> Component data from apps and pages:

● ● ● ●

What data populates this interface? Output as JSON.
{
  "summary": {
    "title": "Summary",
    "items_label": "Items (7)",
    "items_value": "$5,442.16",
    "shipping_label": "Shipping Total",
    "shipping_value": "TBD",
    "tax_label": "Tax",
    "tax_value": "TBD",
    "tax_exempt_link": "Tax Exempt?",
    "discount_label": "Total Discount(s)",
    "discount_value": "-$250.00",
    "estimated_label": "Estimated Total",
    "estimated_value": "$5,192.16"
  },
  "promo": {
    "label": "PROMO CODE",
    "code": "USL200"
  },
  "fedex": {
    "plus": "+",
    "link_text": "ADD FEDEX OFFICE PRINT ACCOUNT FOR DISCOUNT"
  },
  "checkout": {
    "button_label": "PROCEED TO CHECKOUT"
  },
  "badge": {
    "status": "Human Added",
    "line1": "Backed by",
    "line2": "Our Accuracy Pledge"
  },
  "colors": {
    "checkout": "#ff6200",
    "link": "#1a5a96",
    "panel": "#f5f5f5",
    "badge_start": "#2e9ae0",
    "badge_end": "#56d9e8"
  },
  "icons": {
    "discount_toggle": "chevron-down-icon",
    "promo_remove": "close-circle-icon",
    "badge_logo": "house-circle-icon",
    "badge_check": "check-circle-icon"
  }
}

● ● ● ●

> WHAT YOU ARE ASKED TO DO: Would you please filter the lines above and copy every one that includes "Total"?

> EXERCISE OUTPUT:
    "shipping_label": "Shipping Total",
    "discount_label": "Total Discount(s)",
    "estimated_label": "Estimated Total",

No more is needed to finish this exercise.